Barely a year after the death of Wisconsin Senator Joseph McCarthy in 1957, the voters of his home state sent Robert Kastenmeier to the US House of Representatives. A passionate foe of McCarthy and McCarthyism, the young Democrat sought to break the spell of Cold War fear and reaction that the late senator had exploited to such destructive ends.
To do this, Kastenmeier began working with a handful of progressive members of the House—including California Congressman James Roosevelt (FDR’s eldest son)—to establish what came to be known as the Liberal Project.

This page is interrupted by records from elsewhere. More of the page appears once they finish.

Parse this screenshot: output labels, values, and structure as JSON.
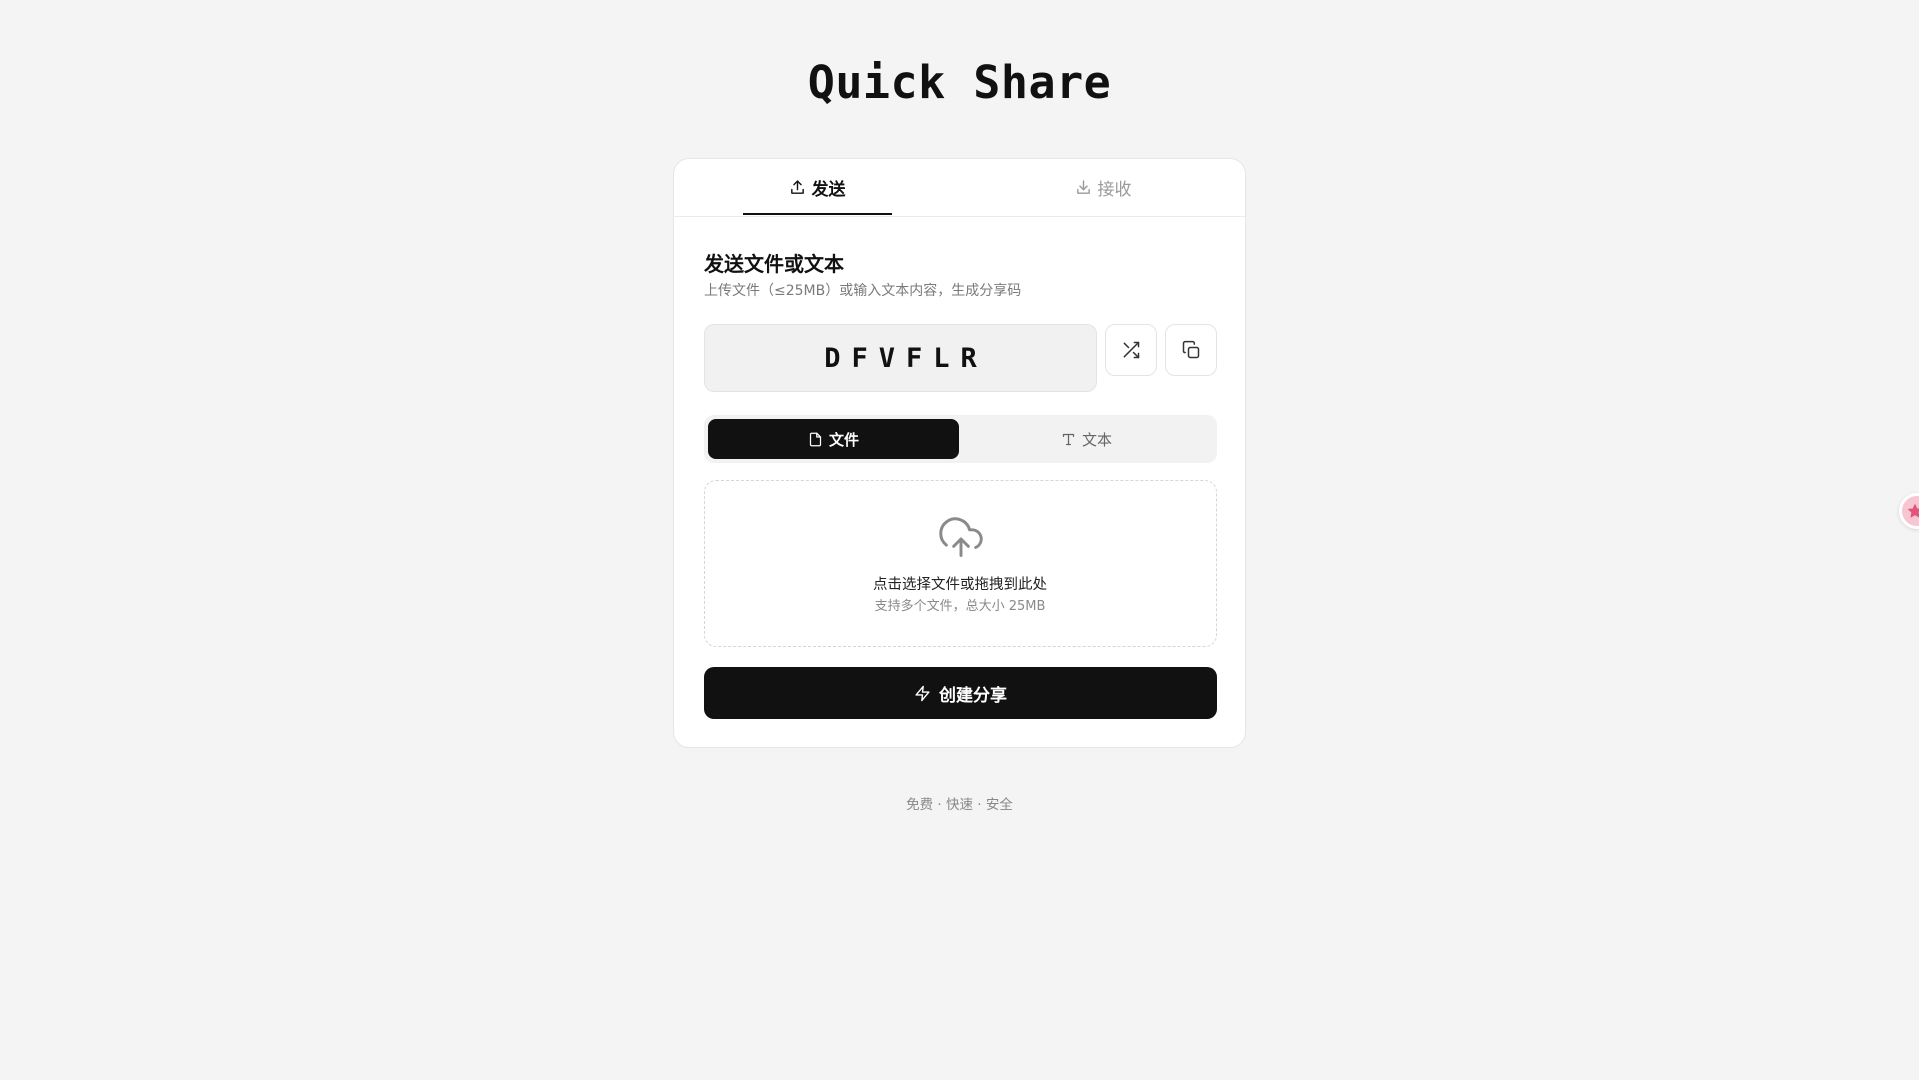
{
  "app": {
    "title": "Quick Share",
    "footer": "免费 · 快速 · 安全"
  },
  "tabs": [
    {
      "label": "发送",
      "icon": "upload-icon",
      "active": true
    },
    {
      "label": "接收",
      "icon": "download-icon",
      "active": false
    }
  ],
  "send": {
    "heading": "发送文件或文本",
    "subtitle": "上传文件（≤25MB）或输入文本内容，生成分享码",
    "share_code": "DFVFLR",
    "mode_options": [
      {
        "label": "文件",
        "icon": "file-icon",
        "active": true
      },
      {
        "label": "文本",
        "icon": "text-icon",
        "active": false
      }
    ],
    "dropzone": {
      "title": "点击选择文件或拖拽到此处",
      "subtitle": "支持多个文件，总大小 25MB",
      "icon": "cloud-upload-icon"
    },
    "create_button": {
      "label": "创建分享",
      "icon": "zap-icon"
    }
  },
  "colors": {
    "background": "#f4f4f4",
    "card": "#ffffff",
    "primary": "#111111",
    "muted": "#9a9a9a",
    "widget": "#f7c6d3"
  }
}
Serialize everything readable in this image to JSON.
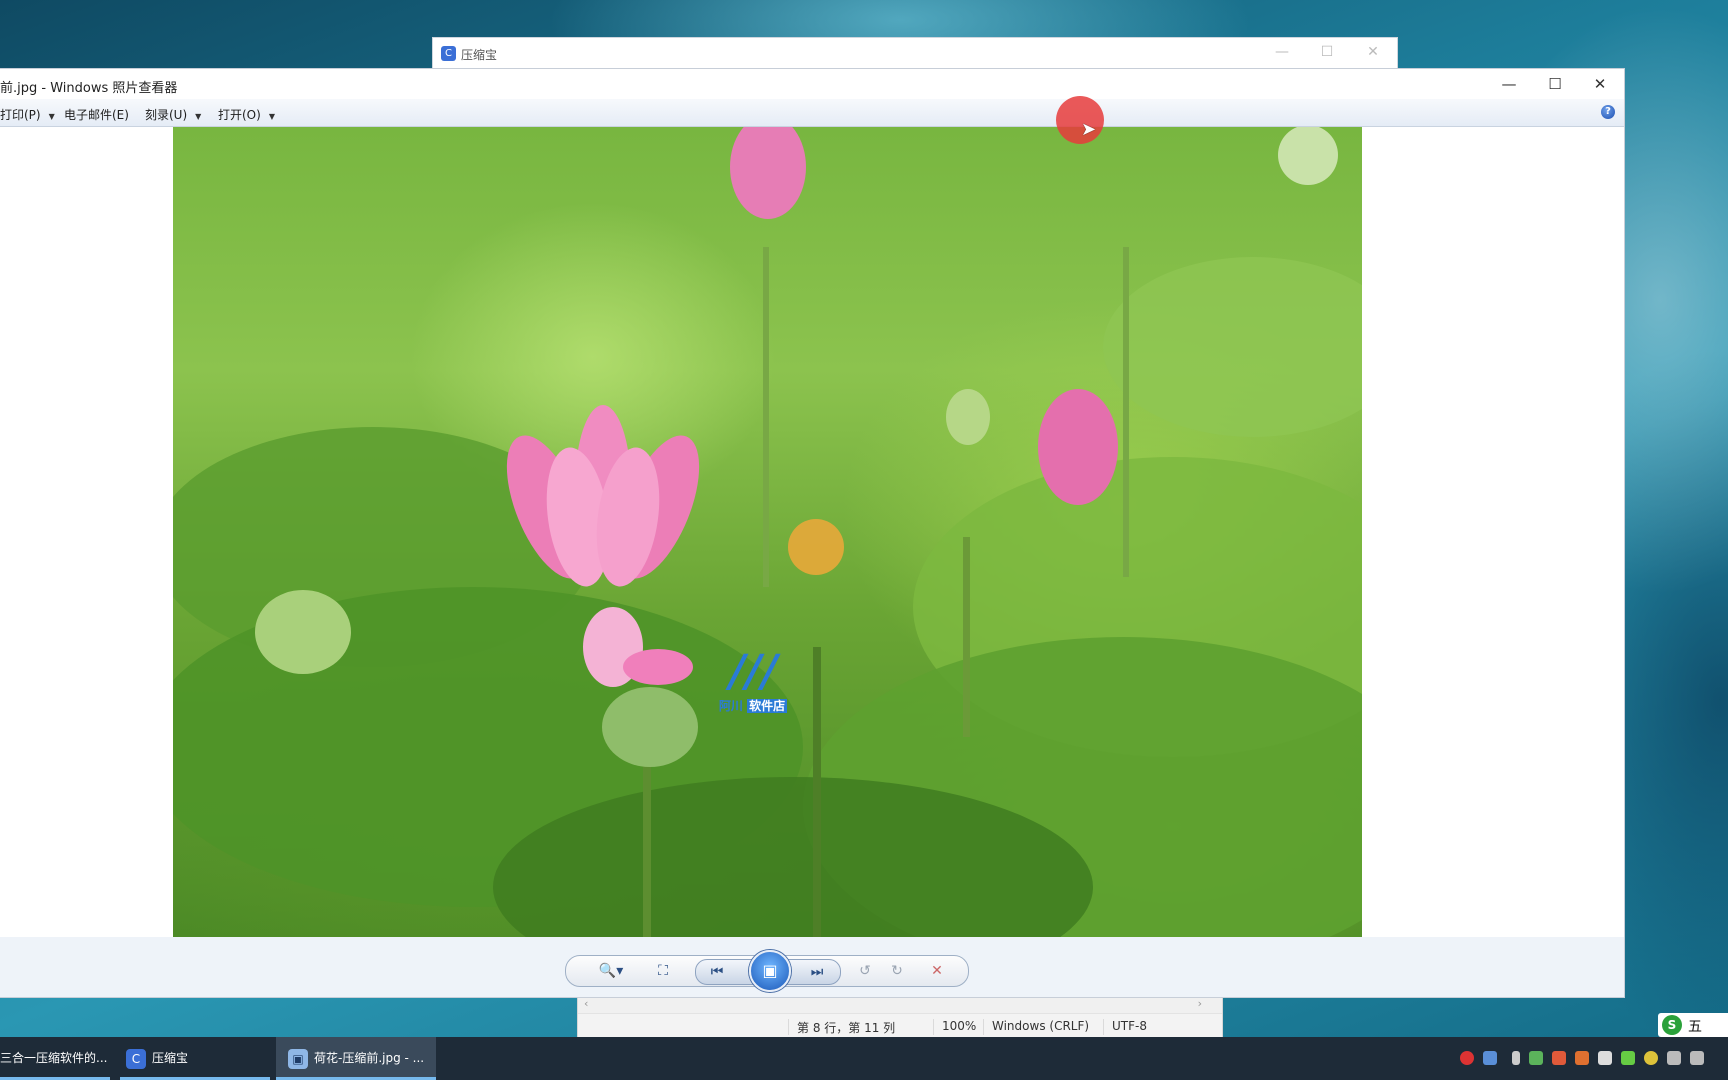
{
  "back_window": {
    "title": "压缩宝",
    "minimize": "—",
    "maximize": "☐",
    "close": "✕"
  },
  "viewer": {
    "title": "前.jpg - Windows 照片查看器",
    "window_controls": {
      "minimize": "—",
      "maximize": "☐",
      "close": "✕"
    },
    "menu": [
      {
        "label": "打印(P)"
      },
      {
        "label": "电子邮件(E)"
      },
      {
        "label": "刻录(U)"
      },
      {
        "label": "打开(O)"
      }
    ],
    "help": "?",
    "watermark": {
      "logo": "///",
      "text_left": "阿川",
      "text_right": "软件店"
    },
    "controls": {
      "zoom": "🔍▾",
      "fit": "⛶",
      "prev": "⏮",
      "slideshow": "▣",
      "next": "⏭",
      "rotate_left": "↺",
      "rotate_right": "↻",
      "delete": "✕"
    }
  },
  "notepad_status": {
    "position": "第 8 行，第 11 列",
    "zoom": "100%",
    "line_ending": "Windows (CRLF)",
    "encoding": "UTF-8"
  },
  "taskbar": {
    "items": [
      {
        "label": "三合一压缩软件的..."
      },
      {
        "label": "压缩宝"
      },
      {
        "label": "荷花-压缩前.jpg - ..."
      }
    ]
  },
  "ime": {
    "logo": "S",
    "mode": "五"
  }
}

Kastenmeier suggested that a young congressional aide from Wisconsin, Marcus Raskin, draw up a plan for advancing this transformative “new politics” in Congress and in what they hoped would become a dramatically more progressive Democratic Party.
Raskin’s Liberal Project memo argued for a “much broader [agenda] than the kind of economic liberalism promulgated in the 1930s,” suggesting that what was needed was “a complete…restatement of all areas of public policy, foreign policy, defense policy, industrial policy, agricultural policy, legal and judicial policy. Finally, what is needed is a formulation of the philosophic condition of Man in the Twentieth Century.”
Working with Kastenmeier, Raskin drew leading intellectuals into the process of establishing a “rational program” for postwar liberalism that might “serve as a basis for writing a suggested Democratic Party platform for 1960 and as a campaign text for liberal candidates.” They produced “The Liberal Papers,” an ambitious agenda that Commentary magazine described as an “indication of a resurgent citizenry in America.”
For the next six decades, until his death Sunday at age 83, Raskin advanced a resurgent and expansive citizenship as a preeminent advocate for peace and for economic and social justice. He argued, on Capitol Hill and university campuses, from union halls to the parks where mass rallies were held, that voters should have a far greater say with regard to foreign and domestic policy. His was a clear-eyed vision that recognized how an “endless war” footing cost Americans physically, economically, and morally, and it helped to shape the understanding of generations of activists, academics, and elected officials from city halls to the White House.